◆ PROMPT
If a line in the data contains "this", copy it out.

◆ INPUT DATA
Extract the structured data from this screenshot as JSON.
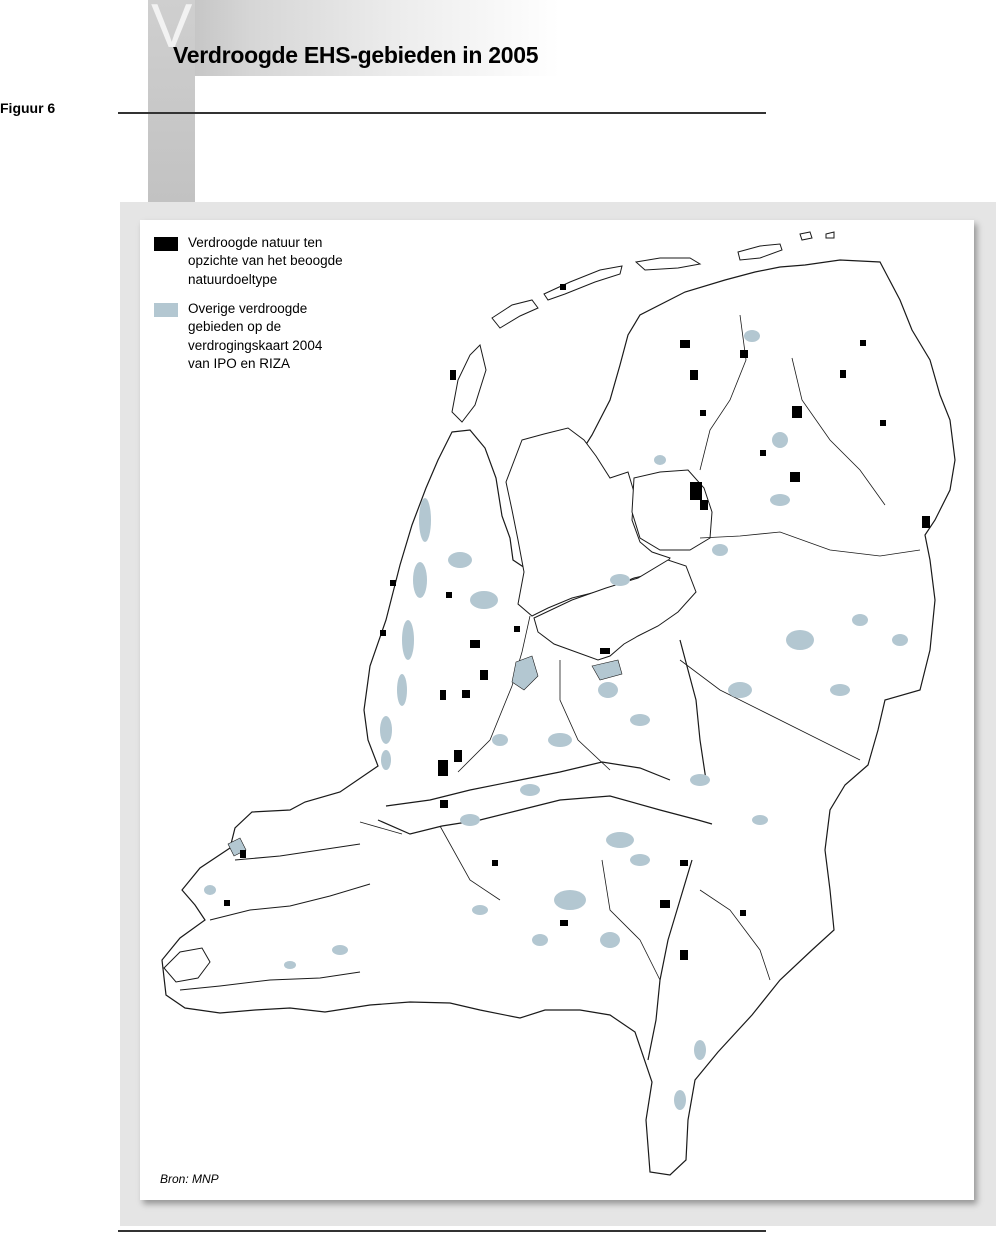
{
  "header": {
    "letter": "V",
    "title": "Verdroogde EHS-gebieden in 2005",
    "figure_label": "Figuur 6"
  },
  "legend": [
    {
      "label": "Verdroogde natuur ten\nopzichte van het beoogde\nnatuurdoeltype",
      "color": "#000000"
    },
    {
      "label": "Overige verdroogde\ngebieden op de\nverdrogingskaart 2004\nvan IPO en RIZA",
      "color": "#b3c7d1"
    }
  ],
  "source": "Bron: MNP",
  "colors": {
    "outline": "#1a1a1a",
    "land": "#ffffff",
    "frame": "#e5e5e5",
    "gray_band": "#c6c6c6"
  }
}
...
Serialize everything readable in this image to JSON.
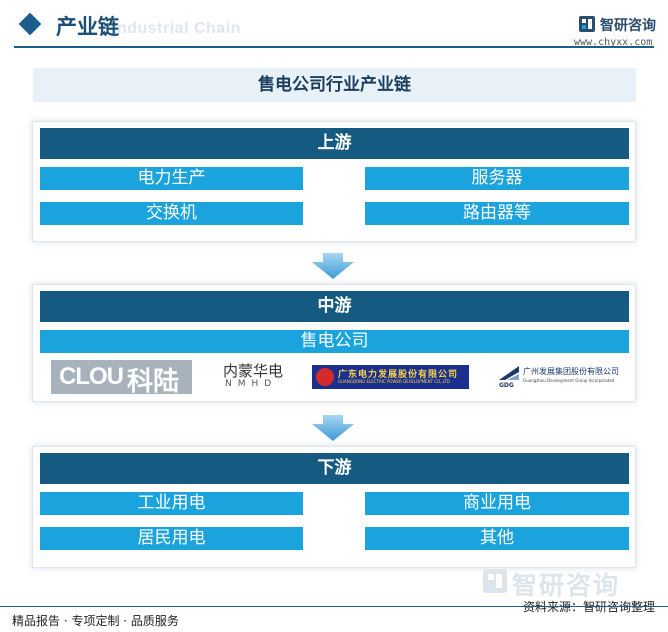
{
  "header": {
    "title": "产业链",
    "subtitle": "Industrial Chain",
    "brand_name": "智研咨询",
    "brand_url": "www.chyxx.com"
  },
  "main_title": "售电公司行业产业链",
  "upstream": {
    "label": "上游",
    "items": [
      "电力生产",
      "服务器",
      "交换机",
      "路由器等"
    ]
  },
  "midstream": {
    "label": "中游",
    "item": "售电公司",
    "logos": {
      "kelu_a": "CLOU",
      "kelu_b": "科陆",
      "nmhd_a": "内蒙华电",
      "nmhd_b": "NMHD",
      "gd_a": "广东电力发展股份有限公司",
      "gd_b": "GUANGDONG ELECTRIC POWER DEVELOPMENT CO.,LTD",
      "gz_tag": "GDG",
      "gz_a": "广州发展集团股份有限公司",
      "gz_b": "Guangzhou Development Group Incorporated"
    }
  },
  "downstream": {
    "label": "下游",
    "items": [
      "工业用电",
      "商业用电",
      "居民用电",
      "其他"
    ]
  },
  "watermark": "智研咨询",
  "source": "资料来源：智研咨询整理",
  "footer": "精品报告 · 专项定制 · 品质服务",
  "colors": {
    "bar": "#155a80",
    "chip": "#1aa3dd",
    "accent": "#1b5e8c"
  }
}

◆ WORKED SOLUTION
Extract the structured data from this screenshot as JSON.
Serialize everything readable in this image to JSON.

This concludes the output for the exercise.